Task inputs Start Marker
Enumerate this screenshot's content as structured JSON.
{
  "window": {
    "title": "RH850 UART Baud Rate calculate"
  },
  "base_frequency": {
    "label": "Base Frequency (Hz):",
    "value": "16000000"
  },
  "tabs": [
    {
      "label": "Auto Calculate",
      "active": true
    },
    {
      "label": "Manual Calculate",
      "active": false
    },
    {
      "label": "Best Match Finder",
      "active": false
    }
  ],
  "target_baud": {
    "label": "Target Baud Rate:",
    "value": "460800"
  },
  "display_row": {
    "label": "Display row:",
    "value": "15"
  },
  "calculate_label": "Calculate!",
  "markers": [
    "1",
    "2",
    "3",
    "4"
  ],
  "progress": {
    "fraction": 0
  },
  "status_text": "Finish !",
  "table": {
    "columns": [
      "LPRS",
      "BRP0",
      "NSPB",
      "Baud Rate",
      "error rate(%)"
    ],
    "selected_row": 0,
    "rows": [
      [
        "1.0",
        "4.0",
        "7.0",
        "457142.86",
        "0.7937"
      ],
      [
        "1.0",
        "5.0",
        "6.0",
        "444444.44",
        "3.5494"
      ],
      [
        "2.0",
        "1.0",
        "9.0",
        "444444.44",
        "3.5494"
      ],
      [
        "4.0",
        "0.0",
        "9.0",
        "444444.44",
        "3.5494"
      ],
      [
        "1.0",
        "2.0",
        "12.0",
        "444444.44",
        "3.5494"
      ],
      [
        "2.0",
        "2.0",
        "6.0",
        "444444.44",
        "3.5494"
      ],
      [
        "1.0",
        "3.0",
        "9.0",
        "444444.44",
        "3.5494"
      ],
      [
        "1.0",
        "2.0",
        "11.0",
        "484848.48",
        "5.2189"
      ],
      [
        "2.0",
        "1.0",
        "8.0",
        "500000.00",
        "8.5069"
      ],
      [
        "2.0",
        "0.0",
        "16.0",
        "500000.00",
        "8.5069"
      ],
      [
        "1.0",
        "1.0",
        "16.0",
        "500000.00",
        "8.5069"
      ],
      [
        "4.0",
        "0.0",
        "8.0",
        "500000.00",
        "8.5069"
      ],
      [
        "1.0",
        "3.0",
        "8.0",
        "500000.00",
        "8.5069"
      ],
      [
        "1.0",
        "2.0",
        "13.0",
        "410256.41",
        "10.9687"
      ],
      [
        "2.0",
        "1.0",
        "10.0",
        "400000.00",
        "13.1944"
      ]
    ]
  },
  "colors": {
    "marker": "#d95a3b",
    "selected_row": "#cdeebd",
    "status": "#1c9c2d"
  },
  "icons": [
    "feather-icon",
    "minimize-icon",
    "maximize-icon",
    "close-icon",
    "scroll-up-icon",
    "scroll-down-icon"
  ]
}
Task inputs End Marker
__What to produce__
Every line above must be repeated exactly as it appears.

__Answer box__
Enumerate this screenshot's content as structured JSON.
{
  "window": {
    "title": "RH850 UART Baud Rate calculate"
  },
  "base_frequency": {
    "label": "Base Frequency (Hz):",
    "value": "16000000"
  },
  "tabs": [
    {
      "label": "Auto Calculate",
      "active": true
    },
    {
      "label": "Manual Calculate",
      "active": false
    },
    {
      "label": "Best Match Finder",
      "active": false
    }
  ],
  "target_baud": {
    "label": "Target Baud Rate:",
    "value": "460800"
  },
  "display_row": {
    "label": "Display row:",
    "value": "15"
  },
  "calculate_label": "Calculate!",
  "markers": [
    "1",
    "2",
    "3",
    "4"
  ],
  "progress": {
    "fraction": 0
  },
  "status_text": "Finish !",
  "table": {
    "columns": [
      "LPRS",
      "BRP0",
      "NSPB",
      "Baud Rate",
      "error rate(%)"
    ],
    "selected_row": 0,
    "rows": [
      [
        "1.0",
        "4.0",
        "7.0",
        "457142.86",
        "0.7937"
      ],
      [
        "1.0",
        "5.0",
        "6.0",
        "444444.44",
        "3.5494"
      ],
      [
        "2.0",
        "1.0",
        "9.0",
        "444444.44",
        "3.5494"
      ],
      [
        "4.0",
        "0.0",
        "9.0",
        "444444.44",
        "3.5494"
      ],
      [
        "1.0",
        "2.0",
        "12.0",
        "444444.44",
        "3.5494"
      ],
      [
        "2.0",
        "2.0",
        "6.0",
        "444444.44",
        "3.5494"
      ],
      [
        "1.0",
        "3.0",
        "9.0",
        "444444.44",
        "3.5494"
      ],
      [
        "1.0",
        "2.0",
        "11.0",
        "484848.48",
        "5.2189"
      ],
      [
        "2.0",
        "1.0",
        "8.0",
        "500000.00",
        "8.5069"
      ],
      [
        "2.0",
        "0.0",
        "16.0",
        "500000.00",
        "8.5069"
      ],
      [
        "1.0",
        "1.0",
        "16.0",
        "500000.00",
        "8.5069"
      ],
      [
        "4.0",
        "0.0",
        "8.0",
        "500000.00",
        "8.5069"
      ],
      [
        "1.0",
        "3.0",
        "8.0",
        "500000.00",
        "8.5069"
      ],
      [
        "1.0",
        "2.0",
        "13.0",
        "410256.41",
        "10.9687"
      ],
      [
        "2.0",
        "1.0",
        "10.0",
        "400000.00",
        "13.1944"
      ]
    ]
  },
  "colors": {
    "marker": "#d95a3b",
    "selected_row": "#cdeebd",
    "status": "#1c9c2d"
  },
  "icons": [
    "feather-icon",
    "minimize-icon",
    "maximize-icon",
    "close-icon",
    "scroll-up-icon",
    "scroll-down-icon"
  ]
}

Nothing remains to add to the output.